On January 3, 1916, Jessie went to a vaudeville performance at the Orpheum and saw the Marx Brothers. As she says, “The show was dandy. The Four Marx brothers in Home Again were remarkably clever. One could certainly play a harp.”

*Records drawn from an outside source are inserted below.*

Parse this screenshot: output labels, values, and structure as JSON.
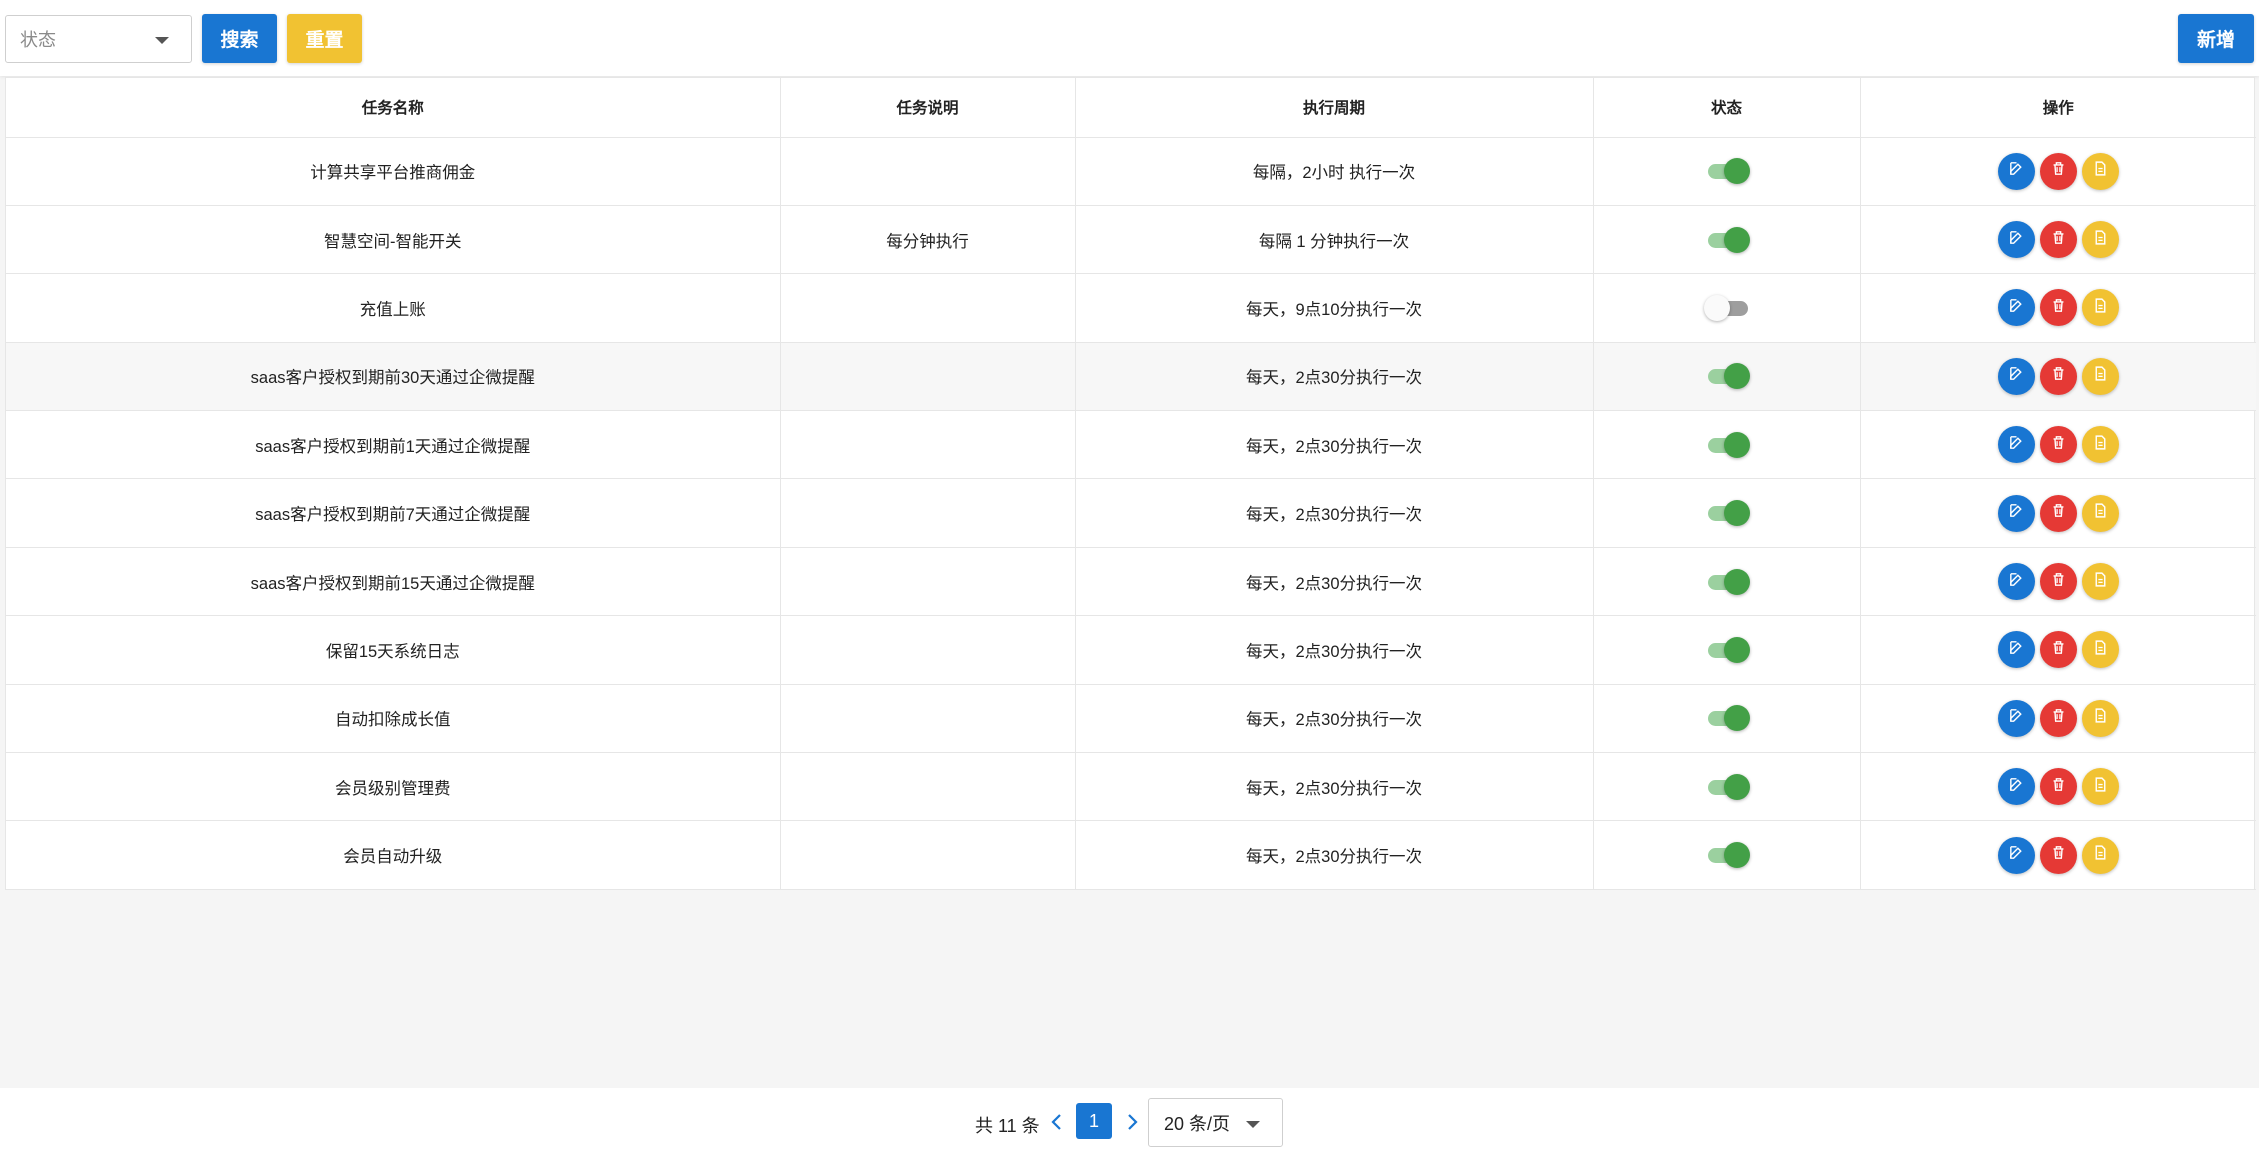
{
  "toolbar": {
    "status_placeholder": "状态",
    "search_label": "搜索",
    "reset_label": "重置",
    "add_label": "新增"
  },
  "colors": {
    "primary": "#1976d2",
    "warning": "#f1c232",
    "danger": "#e53935",
    "switch_on": "#43a047"
  },
  "table": {
    "headers": [
      "任务名称",
      "任务说明",
      "执行周期",
      "状态",
      "操作"
    ],
    "rows": [
      {
        "name": "计算共享平台推商佣金",
        "desc": "",
        "cycle": "每隔，2小时 执行一次",
        "enabled": true
      },
      {
        "name": "智慧空间-智能开关",
        "desc": "每分钟执行",
        "cycle": "每隔 1 分钟执行一次",
        "enabled": true
      },
      {
        "name": "充值上账",
        "desc": "",
        "cycle": "每天，9点10分执行一次",
        "enabled": false
      },
      {
        "name": "saas客户授权到期前30天通过企微提醒",
        "desc": "",
        "cycle": "每天，2点30分执行一次",
        "enabled": true
      },
      {
        "name": "saas客户授权到期前1天通过企微提醒",
        "desc": "",
        "cycle": "每天，2点30分执行一次",
        "enabled": true
      },
      {
        "name": "saas客户授权到期前7天通过企微提醒",
        "desc": "",
        "cycle": "每天，2点30分执行一次",
        "enabled": true
      },
      {
        "name": "saas客户授权到期前15天通过企微提醒",
        "desc": "",
        "cycle": "每天，2点30分执行一次",
        "enabled": true
      },
      {
        "name": "保留15天系统日志",
        "desc": "",
        "cycle": "每天，2点30分执行一次",
        "enabled": true
      },
      {
        "name": "自动扣除成长值",
        "desc": "",
        "cycle": "每天，2点30分执行一次",
        "enabled": true
      },
      {
        "name": "会员级别管理费",
        "desc": "",
        "cycle": "每天，2点30分执行一次",
        "enabled": true
      },
      {
        "name": "会员自动升级",
        "desc": "",
        "cycle": "每天，2点30分执行一次",
        "enabled": true
      }
    ],
    "action_icons": [
      "edit-icon",
      "trash-icon",
      "document-icon"
    ]
  },
  "pagination": {
    "total_label": "共 11 条",
    "current_page": "1",
    "page_size_label": "20 条/页"
  }
}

And finally, lovers. My last post Boyfriends, 1915 left out a very important person – Richard Armistead. As Jessie writes in her diary on January 2, 1916, Richard was her “first real sweetheart.” They started dating in 1909, and in all that time he went with no other girls. Here is the last part of her diary entry for January 2, 1916: “Had a late date with Richard. The dear boy is more in love than ever before. Says he will never change. Every few minutes he says, ‘You know I’m a fool about you.’ He doesn’t talk very much. When I’m with him I’m perfectly happy, forget most every-thing else in the world. He plays the part of a lover so wonderfully. He said, ‘God pity me if it’s possible for me to love you any-more.” I left Richard out of the Boyfriends post because he disappeared from Jessie’s life for months at a time. Then they would go out and Jessie would seem so in love, then they would have a blowup and Jessie would say she never wanted to see him again. There was something that prevented Jessie and Richard from having a consistent romantic relationship, but she never says in her diary what that is. He swore to Jessie that no other woman would ever interest him, and it appears from looking for his death records, that Richard died in 1937 having never married. That’s sad. But I also know that my grandmother Jessie kept Richard’s name card and his picture in a beautiful gold jewelry box that I inherited, and that he gave Jessie for Christmas in 1912.